## What the task requires
Whenever a line in the listing below holds the string "value", include it in the count. Say how many such lines there are and nothing more.

## Material supplied
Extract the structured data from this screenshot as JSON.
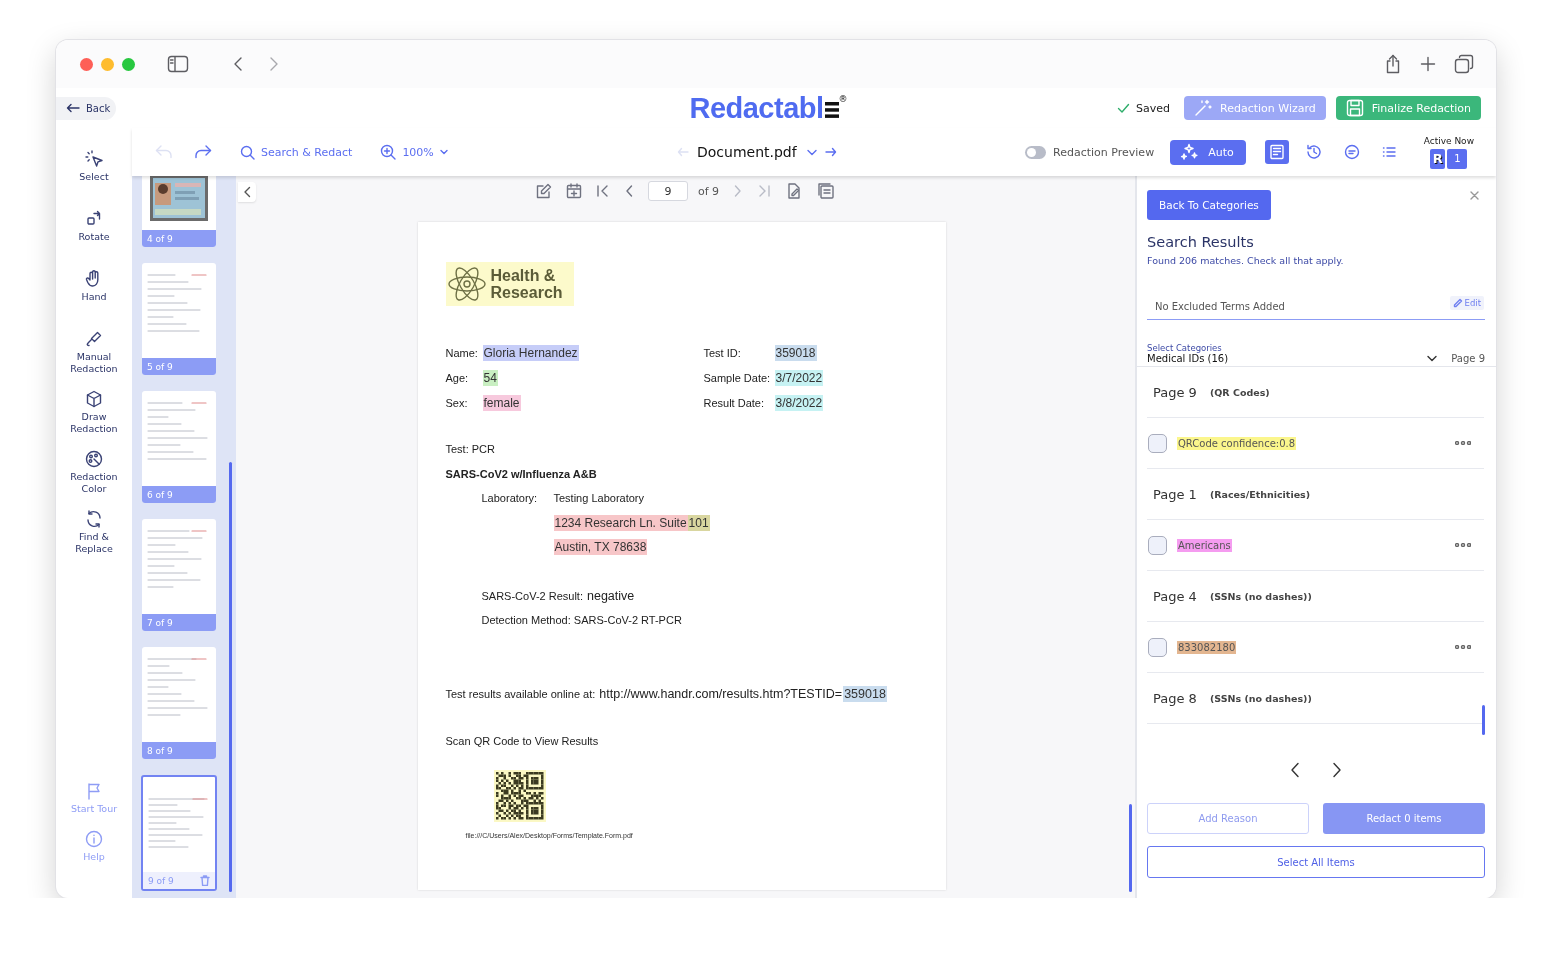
{
  "header": {
    "back": "Back",
    "logo": {
      "text": "Redactabl",
      "mark": "®"
    },
    "saved": "Saved",
    "wizard_button": "Redaction Wizard",
    "finalize_button": "Finalize Redaction"
  },
  "toolbar": {
    "undo_disabled": true,
    "search": "Search & Redact",
    "zoom": "100%",
    "document": "Document.pdf",
    "preview": {
      "label": "Redaction Preview",
      "on": false
    },
    "auto": "Auto",
    "active_now": "Active Now",
    "avatar": "R",
    "user_count": "1"
  },
  "tools": [
    {
      "label": "Select"
    },
    {
      "label": "Rotate"
    },
    {
      "label": "Hand"
    },
    {
      "label": "Manual Redaction"
    },
    {
      "label": "Draw Redaction"
    },
    {
      "label": "Redaction Color"
    },
    {
      "label": "Find & Replace"
    }
  ],
  "footer_tools": [
    {
      "label": "Start Tour"
    },
    {
      "label": "Help"
    }
  ],
  "thumbnails": [
    {
      "label": "4 of 9",
      "selected": false,
      "kind": "picture"
    },
    {
      "label": "5 of 9",
      "selected": false,
      "kind": "document"
    },
    {
      "label": "6 of 9",
      "selected": false,
      "kind": "document"
    },
    {
      "label": "7 of 9",
      "selected": false,
      "kind": "document"
    },
    {
      "label": "8 of 9",
      "selected": false,
      "kind": "document"
    },
    {
      "label": "9 of 9",
      "selected": true,
      "kind": "document"
    }
  ],
  "page_nav": {
    "page": "9",
    "of": "of 9"
  },
  "document": {
    "logo": [
      "Health &",
      "Research"
    ],
    "fields_left": [
      {
        "label": "Name:",
        "value": "Gloria Hernandez",
        "color": "#c6cdf8"
      },
      {
        "label": "Age:",
        "value": "54",
        "color": "#c9efc2"
      },
      {
        "label": "Sex:",
        "value": "female",
        "color": "#f7c9dd"
      }
    ],
    "fields_right": [
      {
        "label": "Test ID:",
        "value": "359018",
        "color": "#c9dcee"
      },
      {
        "label": "Sample Date:",
        "value": "3/7/2022",
        "color": "#c6f2f3"
      },
      {
        "label": "Result Date:",
        "value": "3/8/2022",
        "color": "#c6f2f3"
      }
    ],
    "test": "Test: PCR",
    "panel": "SARS-CoV2 w/Influenza A&B",
    "lab": {
      "label": "Laboratory:",
      "name": "Testing Laboratory",
      "address": [
        [
          {
            "text": "1234 Research Ln. Suite ",
            "color": "#f7c6c8"
          },
          {
            "text": "101",
            "color": "#d9d6a0"
          }
        ],
        [
          {
            "text": "Austin, TX 78638",
            "color": "#f7c6c8"
          }
        ]
      ]
    },
    "result": {
      "label": "SARS-CoV-2 Result:",
      "value": "negative"
    },
    "method": "Detection Method: SARS-CoV-2 RT-PCR",
    "online": {
      "label": "Test results available online at:",
      "url": [
        {
          "text": "http://www.handr.com/results.htm?TESTID="
        },
        {
          "text": "359018",
          "color": "#c9dcee"
        }
      ]
    },
    "scan": "Scan QR Code to View Results",
    "footnote": "file:///C/Users/Alex/Desktop/Forms/Template.Form.pdf"
  },
  "panel": {
    "back_button": "Back To Categories",
    "title": "Search Results",
    "subtitle": "Found 206 matches. Check all that apply.",
    "excluded_placeholder": "No Excluded Terms Added",
    "edit": "Edit",
    "category_label": "Select Categories",
    "category": "Medical IDs (16)",
    "page": "Page 9",
    "groups": [
      {
        "page": "Page 9",
        "category": "(QR Codes)",
        "items": [
          {
            "text": "QRCode confidence:0.8",
            "color": "#fbf68c",
            "checked": false
          }
        ]
      },
      {
        "page": "Page 1",
        "category": "(Races/Ethnicities)",
        "items": [
          {
            "text": "Americans",
            "color": "#f59cf0",
            "checked": false
          }
        ]
      },
      {
        "page": "Page 4",
        "category": "(SSNs (no dashes))",
        "items": [
          {
            "text": "833082180",
            "color": "#e3b690",
            "checked": false
          }
        ]
      },
      {
        "page": "Page 8",
        "category": "(SSNs (no dashes))"
      }
    ],
    "add_reason": {
      "label": "Add Reason",
      "disabled": true
    },
    "redact": {
      "label": "Redact 0 items",
      "disabled": true
    },
    "select_all": "Select All Items"
  }
}
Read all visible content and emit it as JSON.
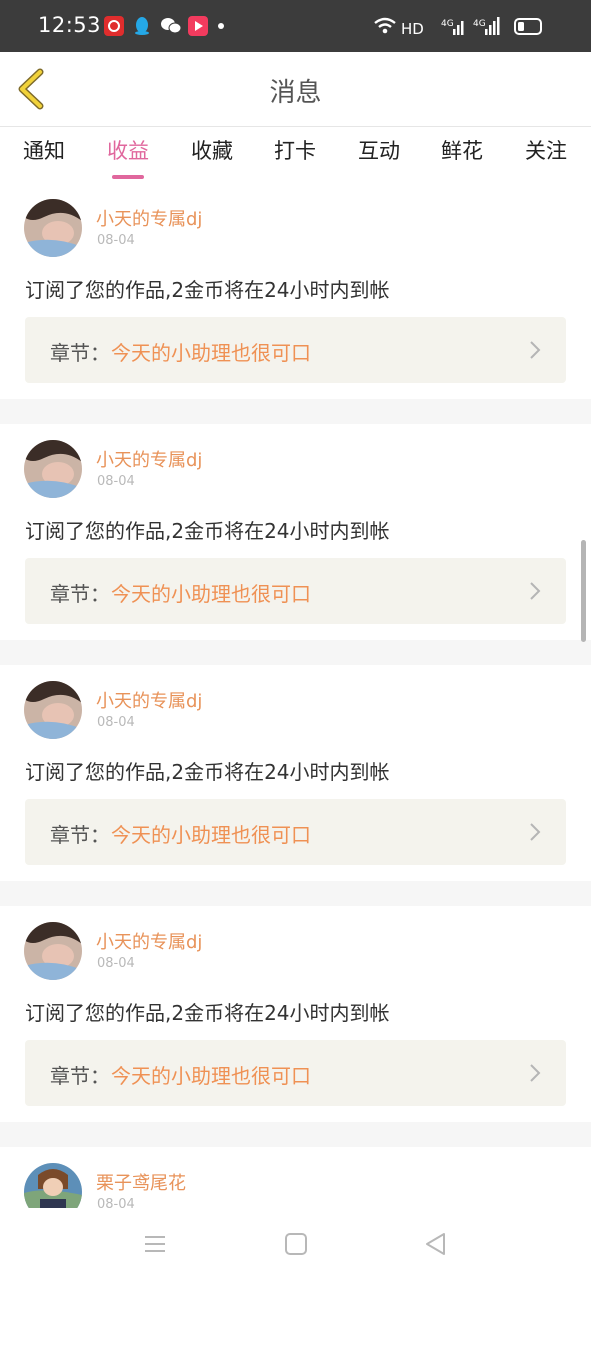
{
  "status_bar": {
    "time": "12:53",
    "network": "HD",
    "signal1": "4G",
    "signal2": "4G",
    "icons": [
      "app-icon-red",
      "qq-icon",
      "wechat-icon",
      "video-app-icon",
      "dot-icon",
      "wifi-icon",
      "battery-icon"
    ]
  },
  "header": {
    "title": "消息",
    "back_icon": "chevron-left-icon"
  },
  "tabs": [
    {
      "label": "通知",
      "active": false
    },
    {
      "label": "收益",
      "active": true
    },
    {
      "label": "收藏",
      "active": false
    },
    {
      "label": "打卡",
      "active": false
    },
    {
      "label": "互动",
      "active": false
    },
    {
      "label": "鲜花",
      "active": false
    },
    {
      "label": "关注",
      "active": false
    }
  ],
  "messages": [
    {
      "name": "小天的专属dj",
      "date": "08-04",
      "text": "订阅了您的作品,2金币将在24小时内到帐",
      "chapter_label": "章节：",
      "chapter_title": "今天的小助理也很可口"
    },
    {
      "name": "小天的专属dj",
      "date": "08-04",
      "text": "订阅了您的作品,2金币将在24小时内到帐",
      "chapter_label": "章节：",
      "chapter_title": "今天的小助理也很可口"
    },
    {
      "name": "小天的专属dj",
      "date": "08-04",
      "text": "订阅了您的作品,2金币将在24小时内到帐",
      "chapter_label": "章节：",
      "chapter_title": "今天的小助理也很可口"
    },
    {
      "name": "小天的专属dj",
      "date": "08-04",
      "text": "订阅了您的作品,2金币将在24小时内到帐",
      "chapter_label": "章节：",
      "chapter_title": "今天的小助理也很可口"
    },
    {
      "name": "栗子鸢尾花",
      "date": "08-04"
    }
  ],
  "nav_bar": {
    "icons": [
      "menu-icon",
      "home-icon",
      "back-icon"
    ]
  },
  "colors": {
    "accent_pink": "#e0679d",
    "name_orange": "#e8935a",
    "chapter_orange": "#ef9154",
    "chapter_bg": "#f4f3ed",
    "status_bar_bg": "#3c3c3c"
  }
}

## Your solution
7